“I see them there with their trumpets. Blowing away. Playing their marching songs. No, it’s not a trumpet. It’s a rifle. Somebody’s getting blown away.”
“Didn’t somebody get murdered in here once Luigi?” asks Ritchie.
I order another bourbon even though I’m still drinking the first. Next thing this joker is gonna say the place is haunted.
“I see him there, falling to the ground screaming ‘I’ll be back for you Smokey Joe!’”
“The Spectre Of Stoneythorpe!” says Ritchie. I knock back my first bourbon and start laying into the second.
“Back in 1788, long before it became a bar, this joint was owned by a certain diplomat, used to throw parties for visiting dignitaries and this and that. It’s said that at one of these parties a man was shot dead over some broad and that his ghost haunts these corridors to this very day. The bartender himself will tell you he’s heard doors slamming and deathly moans coming from the rooms upstairs.”
I’m about to put on my hat and leave when Slack Eyed Willie raises a finger and somehow stops Relentless Ritchie mid drone.
“What is it Willie. Do you see anything else?” he asks.

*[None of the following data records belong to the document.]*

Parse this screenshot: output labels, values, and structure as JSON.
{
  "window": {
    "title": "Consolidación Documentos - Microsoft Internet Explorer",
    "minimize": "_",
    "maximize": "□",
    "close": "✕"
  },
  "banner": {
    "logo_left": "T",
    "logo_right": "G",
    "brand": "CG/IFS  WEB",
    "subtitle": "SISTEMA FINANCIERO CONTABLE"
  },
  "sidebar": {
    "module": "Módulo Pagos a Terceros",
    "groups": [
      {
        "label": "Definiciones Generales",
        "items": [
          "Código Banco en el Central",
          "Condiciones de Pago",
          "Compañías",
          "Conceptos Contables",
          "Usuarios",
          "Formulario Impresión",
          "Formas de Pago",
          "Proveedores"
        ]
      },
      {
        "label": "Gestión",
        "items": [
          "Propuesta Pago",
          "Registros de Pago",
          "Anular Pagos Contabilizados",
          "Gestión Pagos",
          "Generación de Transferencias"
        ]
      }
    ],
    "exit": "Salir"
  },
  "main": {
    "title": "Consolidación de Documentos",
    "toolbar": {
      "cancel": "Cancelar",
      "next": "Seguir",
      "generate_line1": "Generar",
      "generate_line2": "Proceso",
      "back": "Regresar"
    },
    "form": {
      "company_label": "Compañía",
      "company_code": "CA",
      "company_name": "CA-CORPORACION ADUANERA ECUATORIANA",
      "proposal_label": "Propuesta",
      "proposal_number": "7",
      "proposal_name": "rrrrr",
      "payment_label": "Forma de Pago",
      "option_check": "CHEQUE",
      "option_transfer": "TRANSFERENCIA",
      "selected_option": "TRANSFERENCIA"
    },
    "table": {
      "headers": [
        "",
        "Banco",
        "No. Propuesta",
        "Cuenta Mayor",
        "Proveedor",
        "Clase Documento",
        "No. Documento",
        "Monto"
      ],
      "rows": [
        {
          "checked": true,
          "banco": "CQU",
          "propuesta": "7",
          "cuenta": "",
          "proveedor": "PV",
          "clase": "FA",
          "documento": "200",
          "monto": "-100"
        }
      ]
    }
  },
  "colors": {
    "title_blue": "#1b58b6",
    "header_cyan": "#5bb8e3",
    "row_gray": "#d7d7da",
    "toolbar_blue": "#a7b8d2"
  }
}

Slack eyed Willie takes a deep breath, stares into the distance and says:
“No. It IS a trumpet.”

Midnight Stink

It’s midnight. The fog is thick. I move along the street like a cat on thin ice. There’s a certain menace in the air, a bad smell, something ain’t right here. A kid jumps outa the shadows asking me to go into the liquor store and buy him beer and cigarettes.
“Beat it Buster” I tell him, and walk on past. Then I hear him whistle behind me. Next thing there’s a whole bunch of goons in front of me. Can barely see ’em thru the fog. A lone street lamp bounces off the hand of one of the punks. He’s holding something shiny. A watch? No, too big. An iPhone? Wrong era. A flick-knife……?
My heart starts pounding and my blood runs cold like I’m in some kinda bad 80’s song. I see a left turn a few feet ahead and tell my feet to get ready to run. ‘Start running big guy’ I say to myself.
Then…
A hand grips my shoulder tight. I try to turn around but…….